Combining Length Distribution Model with Decision Tree in Prosodic Phrase Prediction
Qin Shi, IBM China Research Lab, Beijing, China
DanNing Jiang, IBM China Research Lab, Beijing, China
FanPing Meng, IBM China Research Lab, Beijing, China
Yong Qin, IBM China Research Lab, Beijing, China
In Text-to-Speech (TTS) systems, prosody phrase prediction is important for the naturalness and intelligibility of synthesized voice. Statistic methods, such as dynamic programming (DP), decision tree (DT), maximum entropy (ME), etc, have been considered for the task. Features based on syntactic and lexical information are widely used. However, the predicted prosody phrases are often observed to have unrealistic length due to the lack of length distribution modeling. This paper proposes a novel algorithm to incorporate the length distribution model in prosody phrase prediction. Rather than directly use phrase length as a feature of DT or ME, the algorithm exploits the correlation between the length and the possibility given by a decision tree. Experiments show that the recalling rate and precise rate are improved 16.37% and 14.05% relatively by using the proposed algorithm.
Duration and Pauses as Boundary-markers In Speech: A Cross-linguistic Study

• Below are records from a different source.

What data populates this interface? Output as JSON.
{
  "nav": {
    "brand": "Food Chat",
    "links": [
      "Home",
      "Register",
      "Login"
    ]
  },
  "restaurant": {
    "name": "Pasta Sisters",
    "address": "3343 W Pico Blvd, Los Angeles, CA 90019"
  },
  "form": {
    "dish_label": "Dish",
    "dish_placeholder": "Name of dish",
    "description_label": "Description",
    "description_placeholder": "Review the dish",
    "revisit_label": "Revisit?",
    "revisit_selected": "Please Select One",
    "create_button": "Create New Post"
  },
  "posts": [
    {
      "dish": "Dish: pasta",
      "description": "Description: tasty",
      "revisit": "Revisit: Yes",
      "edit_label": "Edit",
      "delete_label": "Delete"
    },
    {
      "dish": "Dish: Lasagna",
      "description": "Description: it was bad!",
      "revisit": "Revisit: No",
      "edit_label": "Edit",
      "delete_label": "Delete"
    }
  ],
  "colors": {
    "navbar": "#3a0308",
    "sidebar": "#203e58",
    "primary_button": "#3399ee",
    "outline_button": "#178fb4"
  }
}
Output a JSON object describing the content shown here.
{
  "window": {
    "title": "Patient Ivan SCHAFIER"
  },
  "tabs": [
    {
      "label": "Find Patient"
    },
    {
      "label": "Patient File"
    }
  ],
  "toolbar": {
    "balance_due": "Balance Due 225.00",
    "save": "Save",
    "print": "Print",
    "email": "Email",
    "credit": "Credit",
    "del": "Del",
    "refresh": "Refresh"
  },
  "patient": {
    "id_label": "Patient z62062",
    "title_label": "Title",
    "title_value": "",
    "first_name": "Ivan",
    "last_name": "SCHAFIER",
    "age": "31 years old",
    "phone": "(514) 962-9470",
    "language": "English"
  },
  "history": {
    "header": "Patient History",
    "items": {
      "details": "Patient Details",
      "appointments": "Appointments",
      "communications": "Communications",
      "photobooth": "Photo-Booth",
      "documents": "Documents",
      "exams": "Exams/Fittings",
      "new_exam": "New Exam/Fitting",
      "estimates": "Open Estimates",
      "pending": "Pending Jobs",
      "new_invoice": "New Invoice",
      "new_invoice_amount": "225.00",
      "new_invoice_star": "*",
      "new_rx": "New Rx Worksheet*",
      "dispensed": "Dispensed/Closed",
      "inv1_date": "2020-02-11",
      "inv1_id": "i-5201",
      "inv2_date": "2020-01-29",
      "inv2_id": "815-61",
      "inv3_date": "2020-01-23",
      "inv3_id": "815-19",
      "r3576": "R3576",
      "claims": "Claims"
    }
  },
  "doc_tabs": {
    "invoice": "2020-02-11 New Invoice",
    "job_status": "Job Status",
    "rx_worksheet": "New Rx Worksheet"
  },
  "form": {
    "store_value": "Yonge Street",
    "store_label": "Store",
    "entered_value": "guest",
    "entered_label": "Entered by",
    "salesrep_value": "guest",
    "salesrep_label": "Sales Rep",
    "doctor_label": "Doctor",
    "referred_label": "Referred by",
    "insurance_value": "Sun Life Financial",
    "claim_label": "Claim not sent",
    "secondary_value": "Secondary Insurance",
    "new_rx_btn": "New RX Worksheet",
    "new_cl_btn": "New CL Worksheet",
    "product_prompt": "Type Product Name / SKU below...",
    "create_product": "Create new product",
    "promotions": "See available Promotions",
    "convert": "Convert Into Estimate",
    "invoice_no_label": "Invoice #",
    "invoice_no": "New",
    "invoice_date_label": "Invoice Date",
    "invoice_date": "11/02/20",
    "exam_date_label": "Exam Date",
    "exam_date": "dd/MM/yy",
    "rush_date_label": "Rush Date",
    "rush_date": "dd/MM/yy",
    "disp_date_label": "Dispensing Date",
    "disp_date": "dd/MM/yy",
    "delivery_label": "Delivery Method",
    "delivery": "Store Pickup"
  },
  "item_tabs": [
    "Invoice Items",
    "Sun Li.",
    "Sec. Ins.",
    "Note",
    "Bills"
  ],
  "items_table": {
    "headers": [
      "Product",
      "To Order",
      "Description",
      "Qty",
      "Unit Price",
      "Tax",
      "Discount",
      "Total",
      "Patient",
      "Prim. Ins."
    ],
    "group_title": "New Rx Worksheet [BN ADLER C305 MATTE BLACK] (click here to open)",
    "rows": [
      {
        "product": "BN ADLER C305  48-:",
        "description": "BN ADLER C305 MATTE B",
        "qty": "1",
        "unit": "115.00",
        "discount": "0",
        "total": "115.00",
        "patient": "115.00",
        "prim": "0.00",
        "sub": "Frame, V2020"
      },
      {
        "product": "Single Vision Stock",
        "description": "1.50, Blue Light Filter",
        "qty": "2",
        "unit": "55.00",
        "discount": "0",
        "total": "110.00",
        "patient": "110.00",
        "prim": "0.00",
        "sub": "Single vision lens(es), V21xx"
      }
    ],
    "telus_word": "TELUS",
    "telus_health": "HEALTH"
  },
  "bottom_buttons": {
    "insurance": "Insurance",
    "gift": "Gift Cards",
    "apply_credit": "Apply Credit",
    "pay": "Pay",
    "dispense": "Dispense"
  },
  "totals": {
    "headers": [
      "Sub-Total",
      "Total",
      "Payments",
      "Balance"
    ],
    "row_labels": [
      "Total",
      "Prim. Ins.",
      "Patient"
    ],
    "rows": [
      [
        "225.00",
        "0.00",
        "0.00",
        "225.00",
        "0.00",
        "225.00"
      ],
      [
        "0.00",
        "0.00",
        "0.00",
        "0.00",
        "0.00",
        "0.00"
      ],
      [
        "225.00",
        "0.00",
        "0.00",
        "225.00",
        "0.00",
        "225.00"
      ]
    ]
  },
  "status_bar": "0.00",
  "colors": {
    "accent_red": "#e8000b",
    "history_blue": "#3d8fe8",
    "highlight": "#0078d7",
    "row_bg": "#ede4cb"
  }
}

Li-chiung Yang, Tunghai University, Taiwan
Duration variation is a key element that provides perceptual clues to phrasal organization, focus, and interactive communication of the status of idea units in speech. In this study, we provide a cross-linguistic comparison of pauses and durational patterns in spontaneous speech of English and Mandarin Chinese. Our results show that pause type, incidence, and final lengthening function similarly to indicate phrase boundary-status, and that specific contextual influences and speech venues are reflected in similar realizations in both English and Mandarin. Our findings provide evidence that durational elements are critical to discourse organization and have an underlying basis arising from universal features of human language.